Data extracted from a collection:
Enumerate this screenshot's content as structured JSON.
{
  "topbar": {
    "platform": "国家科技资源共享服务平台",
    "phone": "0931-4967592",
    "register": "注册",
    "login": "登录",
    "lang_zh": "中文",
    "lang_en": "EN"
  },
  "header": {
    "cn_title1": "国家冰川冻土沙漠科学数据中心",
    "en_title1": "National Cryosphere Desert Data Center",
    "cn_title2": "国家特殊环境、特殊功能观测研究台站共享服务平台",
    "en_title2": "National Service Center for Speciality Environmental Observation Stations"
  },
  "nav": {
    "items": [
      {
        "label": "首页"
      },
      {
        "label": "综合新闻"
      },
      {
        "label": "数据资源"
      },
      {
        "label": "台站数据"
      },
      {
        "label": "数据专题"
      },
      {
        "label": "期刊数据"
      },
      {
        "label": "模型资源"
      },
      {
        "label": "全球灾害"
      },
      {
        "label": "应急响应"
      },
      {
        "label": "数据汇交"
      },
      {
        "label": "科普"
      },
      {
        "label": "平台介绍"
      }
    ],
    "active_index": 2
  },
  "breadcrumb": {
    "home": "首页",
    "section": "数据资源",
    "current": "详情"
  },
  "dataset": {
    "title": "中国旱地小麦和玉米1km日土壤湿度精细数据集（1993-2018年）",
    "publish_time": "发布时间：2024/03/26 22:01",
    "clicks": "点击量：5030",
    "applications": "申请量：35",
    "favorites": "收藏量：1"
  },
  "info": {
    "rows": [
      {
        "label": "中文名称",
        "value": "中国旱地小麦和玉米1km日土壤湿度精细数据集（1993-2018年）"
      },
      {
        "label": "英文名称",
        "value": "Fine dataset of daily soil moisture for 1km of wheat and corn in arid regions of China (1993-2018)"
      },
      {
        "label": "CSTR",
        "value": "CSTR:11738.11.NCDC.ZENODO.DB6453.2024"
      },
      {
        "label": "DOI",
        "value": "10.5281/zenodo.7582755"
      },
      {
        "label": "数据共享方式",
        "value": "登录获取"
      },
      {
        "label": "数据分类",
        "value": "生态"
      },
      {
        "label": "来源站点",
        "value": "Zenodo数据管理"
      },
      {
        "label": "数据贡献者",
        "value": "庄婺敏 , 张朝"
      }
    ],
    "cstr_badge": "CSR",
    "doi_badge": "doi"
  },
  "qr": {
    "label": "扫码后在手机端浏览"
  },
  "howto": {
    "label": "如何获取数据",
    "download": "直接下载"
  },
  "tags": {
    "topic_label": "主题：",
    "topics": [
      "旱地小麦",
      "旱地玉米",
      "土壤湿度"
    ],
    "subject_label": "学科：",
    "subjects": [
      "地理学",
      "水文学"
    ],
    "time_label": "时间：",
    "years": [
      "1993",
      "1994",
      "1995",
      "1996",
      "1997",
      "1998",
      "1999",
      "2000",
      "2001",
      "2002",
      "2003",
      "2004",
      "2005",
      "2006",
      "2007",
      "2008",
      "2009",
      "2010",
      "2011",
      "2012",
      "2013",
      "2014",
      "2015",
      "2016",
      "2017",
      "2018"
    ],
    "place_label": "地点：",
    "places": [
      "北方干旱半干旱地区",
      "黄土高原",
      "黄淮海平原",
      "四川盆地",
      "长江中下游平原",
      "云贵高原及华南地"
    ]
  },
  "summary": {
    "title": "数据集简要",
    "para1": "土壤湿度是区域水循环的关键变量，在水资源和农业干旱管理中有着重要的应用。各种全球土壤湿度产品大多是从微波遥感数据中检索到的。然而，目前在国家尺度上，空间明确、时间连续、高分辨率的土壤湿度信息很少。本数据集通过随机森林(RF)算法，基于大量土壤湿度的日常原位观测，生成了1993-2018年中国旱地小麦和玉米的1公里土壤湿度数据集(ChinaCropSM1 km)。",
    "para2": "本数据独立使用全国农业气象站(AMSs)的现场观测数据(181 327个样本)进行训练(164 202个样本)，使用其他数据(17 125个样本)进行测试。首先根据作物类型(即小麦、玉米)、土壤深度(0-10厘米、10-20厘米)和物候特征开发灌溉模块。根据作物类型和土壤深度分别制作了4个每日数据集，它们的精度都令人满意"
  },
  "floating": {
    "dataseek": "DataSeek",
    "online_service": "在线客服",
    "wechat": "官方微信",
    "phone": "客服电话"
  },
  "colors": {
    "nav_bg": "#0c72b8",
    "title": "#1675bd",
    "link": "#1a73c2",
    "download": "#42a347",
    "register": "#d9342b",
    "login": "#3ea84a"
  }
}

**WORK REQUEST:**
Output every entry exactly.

**TASK SOLUTION:**
Enumerate this screenshot's content as structured JSON.
{
  "topbar": {
    "platform": "国家科技资源共享服务平台",
    "phone": "0931-4967592",
    "register": "注册",
    "login": "登录",
    "lang_zh": "中文",
    "lang_en": "EN"
  },
  "header": {
    "cn_title1": "国家冰川冻土沙漠科学数据中心",
    "en_title1": "National Cryosphere Desert Data Center",
    "cn_title2": "国家特殊环境、特殊功能观测研究台站共享服务平台",
    "en_title2": "National Service Center for Speciality Environmental Observation Stations"
  },
  "nav": {
    "items": [
      {
        "label": "首页"
      },
      {
        "label": "综合新闻"
      },
      {
        "label": "数据资源"
      },
      {
        "label": "台站数据"
      },
      {
        "label": "数据专题"
      },
      {
        "label": "期刊数据"
      },
      {
        "label": "模型资源"
      },
      {
        "label": "全球灾害"
      },
      {
        "label": "应急响应"
      },
      {
        "label": "数据汇交"
      },
      {
        "label": "科普"
      },
      {
        "label": "平台介绍"
      }
    ],
    "active_index": 2
  },
  "breadcrumb": {
    "home": "首页",
    "section": "数据资源",
    "current": "详情"
  },
  "dataset": {
    "title": "中国旱地小麦和玉米1km日土壤湿度精细数据集（1993-2018年）",
    "publish_time": "发布时间：2024/03/26 22:01",
    "clicks": "点击量：5030",
    "applications": "申请量：35",
    "favorites": "收藏量：1"
  },
  "info": {
    "rows": [
      {
        "label": "中文名称",
        "value": "中国旱地小麦和玉米1km日土壤湿度精细数据集（1993-2018年）"
      },
      {
        "label": "英文名称",
        "value": "Fine dataset of daily soil moisture for 1km of wheat and corn in arid regions of China (1993-2018)"
      },
      {
        "label": "CSTR",
        "value": "CSTR:11738.11.NCDC.ZENODO.DB6453.2024"
      },
      {
        "label": "DOI",
        "value": "10.5281/zenodo.7582755"
      },
      {
        "label": "数据共享方式",
        "value": "登录获取"
      },
      {
        "label": "数据分类",
        "value": "生态"
      },
      {
        "label": "来源站点",
        "value": "Zenodo数据管理"
      },
      {
        "label": "数据贡献者",
        "value": "庄婺敏 , 张朝"
      }
    ],
    "cstr_badge": "CSR",
    "doi_badge": "doi"
  },
  "qr": {
    "label": "扫码后在手机端浏览"
  },
  "howto": {
    "label": "如何获取数据",
    "download": "直接下载"
  },
  "tags": {
    "topic_label": "主题：",
    "topics": [
      "旱地小麦",
      "旱地玉米",
      "土壤湿度"
    ],
    "subject_label": "学科：",
    "subjects": [
      "地理学",
      "水文学"
    ],
    "time_label": "时间：",
    "years": [
      "1993",
      "1994",
      "1995",
      "1996",
      "1997",
      "1998",
      "1999",
      "2000",
      "2001",
      "2002",
      "2003",
      "2004",
      "2005",
      "2006",
      "2007",
      "2008",
      "2009",
      "2010",
      "2011",
      "2012",
      "2013",
      "2014",
      "2015",
      "2016",
      "2017",
      "2018"
    ],
    "place_label": "地点：",
    "places": [
      "北方干旱半干旱地区",
      "黄土高原",
      "黄淮海平原",
      "四川盆地",
      "长江中下游平原",
      "云贵高原及华南地"
    ]
  },
  "summary": {
    "title": "数据集简要",
    "para1": "土壤湿度是区域水循环的关键变量，在水资源和农业干旱管理中有着重要的应用。各种全球土壤湿度产品大多是从微波遥感数据中检索到的。然而，目前在国家尺度上，空间明确、时间连续、高分辨率的土壤湿度信息很少。本数据集通过随机森林(RF)算法，基于大量土壤湿度的日常原位观测，生成了1993-2018年中国旱地小麦和玉米的1公里土壤湿度数据集(ChinaCropSM1 km)。",
    "para2": "本数据独立使用全国农业气象站(AMSs)的现场观测数据(181 327个样本)进行训练(164 202个样本)，使用其他数据(17 125个样本)进行测试。首先根据作物类型(即小麦、玉米)、土壤深度(0-10厘米、10-20厘米)和物候特征开发灌溉模块。根据作物类型和土壤深度分别制作了4个每日数据集，它们的精度都令人满意"
  },
  "floating": {
    "dataseek": "DataSeek",
    "online_service": "在线客服",
    "wechat": "官方微信",
    "phone": "客服电话"
  },
  "colors": {
    "nav_bg": "#0c72b8",
    "title": "#1675bd",
    "link": "#1a73c2",
    "download": "#42a347",
    "register": "#d9342b",
    "login": "#3ea84a"
  }
}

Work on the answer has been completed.